The harbour town of Trapani, with its maze of narrow streets in its Moorish centre, also has many fine examples of Baroque architecture and is overlooked by the impressive, mountaintop medieval town of Erice, worth visiting for the views alone. While the nearby Egadi Islands make a relaxing day trip from Trapani or Marsala.

Just off the coast of Trapani, a short boat ride away are three islands: The two islands of Levanzo and Favignana are best for a visit. Levanzo is a tiny island with only a scattering of houses, it is completely unspoilst and a joy to wander around. The beaches are not sandy however the water is clear and loevly for a dip. There are some rocky paths around the island and a walk through a small pine forest will take you to some fine swimming spots. Favignana is much bigger with more roads and houses, and a central square with some restauarants and bars. You can hire a bicycle or a Vespa to explore this island if you wish! It takes around two days to cycle around the whole island including stop offs at all of the beaches.
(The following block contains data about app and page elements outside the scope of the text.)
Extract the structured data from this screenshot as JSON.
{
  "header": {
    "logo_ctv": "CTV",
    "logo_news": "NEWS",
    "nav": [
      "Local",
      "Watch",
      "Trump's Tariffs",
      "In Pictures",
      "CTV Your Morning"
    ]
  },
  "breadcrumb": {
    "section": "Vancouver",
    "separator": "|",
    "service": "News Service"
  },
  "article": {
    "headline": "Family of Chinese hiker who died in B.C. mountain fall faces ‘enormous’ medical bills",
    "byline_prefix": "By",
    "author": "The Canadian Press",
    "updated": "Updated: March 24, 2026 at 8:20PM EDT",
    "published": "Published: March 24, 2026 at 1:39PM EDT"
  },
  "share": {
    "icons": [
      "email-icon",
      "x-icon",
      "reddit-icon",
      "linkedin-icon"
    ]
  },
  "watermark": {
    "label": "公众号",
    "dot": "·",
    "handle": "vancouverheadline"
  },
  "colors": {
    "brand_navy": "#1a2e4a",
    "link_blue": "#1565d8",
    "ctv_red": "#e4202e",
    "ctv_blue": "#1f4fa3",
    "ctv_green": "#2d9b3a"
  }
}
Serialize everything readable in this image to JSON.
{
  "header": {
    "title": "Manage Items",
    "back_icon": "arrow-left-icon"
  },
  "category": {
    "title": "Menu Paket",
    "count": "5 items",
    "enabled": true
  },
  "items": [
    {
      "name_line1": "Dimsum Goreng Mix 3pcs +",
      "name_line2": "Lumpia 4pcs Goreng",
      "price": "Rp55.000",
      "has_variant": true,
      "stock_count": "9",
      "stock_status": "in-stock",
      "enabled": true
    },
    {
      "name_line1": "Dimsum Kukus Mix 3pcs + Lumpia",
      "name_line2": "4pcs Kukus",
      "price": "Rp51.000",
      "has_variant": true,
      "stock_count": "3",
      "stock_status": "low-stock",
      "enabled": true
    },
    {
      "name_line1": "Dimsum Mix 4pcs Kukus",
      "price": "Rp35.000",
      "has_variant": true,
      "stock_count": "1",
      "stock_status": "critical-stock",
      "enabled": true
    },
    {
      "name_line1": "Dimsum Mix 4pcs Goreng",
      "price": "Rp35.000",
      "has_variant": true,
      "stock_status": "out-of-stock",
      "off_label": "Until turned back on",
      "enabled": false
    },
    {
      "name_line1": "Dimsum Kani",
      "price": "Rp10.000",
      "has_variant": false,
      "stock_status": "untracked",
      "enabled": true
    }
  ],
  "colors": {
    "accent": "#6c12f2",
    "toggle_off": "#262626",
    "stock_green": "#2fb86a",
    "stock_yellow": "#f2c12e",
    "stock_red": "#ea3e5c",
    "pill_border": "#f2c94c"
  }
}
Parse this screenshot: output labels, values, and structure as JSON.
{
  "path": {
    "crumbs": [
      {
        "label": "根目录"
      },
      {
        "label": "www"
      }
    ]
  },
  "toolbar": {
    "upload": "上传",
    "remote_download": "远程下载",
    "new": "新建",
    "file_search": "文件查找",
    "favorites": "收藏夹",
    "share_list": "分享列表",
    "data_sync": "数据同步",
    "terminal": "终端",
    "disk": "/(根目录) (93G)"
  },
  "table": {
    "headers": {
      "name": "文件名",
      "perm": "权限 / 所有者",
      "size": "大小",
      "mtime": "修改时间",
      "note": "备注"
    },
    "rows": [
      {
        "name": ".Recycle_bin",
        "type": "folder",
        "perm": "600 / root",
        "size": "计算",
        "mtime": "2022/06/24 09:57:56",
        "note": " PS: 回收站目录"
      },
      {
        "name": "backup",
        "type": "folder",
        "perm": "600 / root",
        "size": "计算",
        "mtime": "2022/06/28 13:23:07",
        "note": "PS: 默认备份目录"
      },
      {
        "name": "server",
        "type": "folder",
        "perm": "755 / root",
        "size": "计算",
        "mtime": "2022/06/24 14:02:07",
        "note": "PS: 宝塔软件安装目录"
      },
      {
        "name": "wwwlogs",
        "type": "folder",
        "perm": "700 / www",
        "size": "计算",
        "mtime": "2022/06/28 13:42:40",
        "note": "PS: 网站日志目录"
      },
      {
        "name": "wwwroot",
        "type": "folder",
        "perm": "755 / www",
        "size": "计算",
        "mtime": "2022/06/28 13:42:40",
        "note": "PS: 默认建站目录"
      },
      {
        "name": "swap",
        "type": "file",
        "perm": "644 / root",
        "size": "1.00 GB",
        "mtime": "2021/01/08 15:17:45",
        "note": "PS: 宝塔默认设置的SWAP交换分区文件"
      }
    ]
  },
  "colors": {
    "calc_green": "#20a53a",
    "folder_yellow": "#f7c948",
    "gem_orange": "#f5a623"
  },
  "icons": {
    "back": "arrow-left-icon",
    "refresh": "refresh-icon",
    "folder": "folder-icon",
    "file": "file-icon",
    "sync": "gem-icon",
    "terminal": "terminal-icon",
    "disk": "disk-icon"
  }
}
The scenery is incredible, with the beaches being rock faces rather than sand however the white stone is warm and ok to lay on. Some of these beauty spots can get busy in the peak season.

San Vito Lo Capo - mRGB  |  ShutterstockmRGB | Shutterstock

In the north west you’ll find the famous beach of San Vito Lo Capo, a sweeping bay of fine white sand, and the fabulous hiking country of Lo Zingaro Nature Reserve, which also has some lovely secluded coves.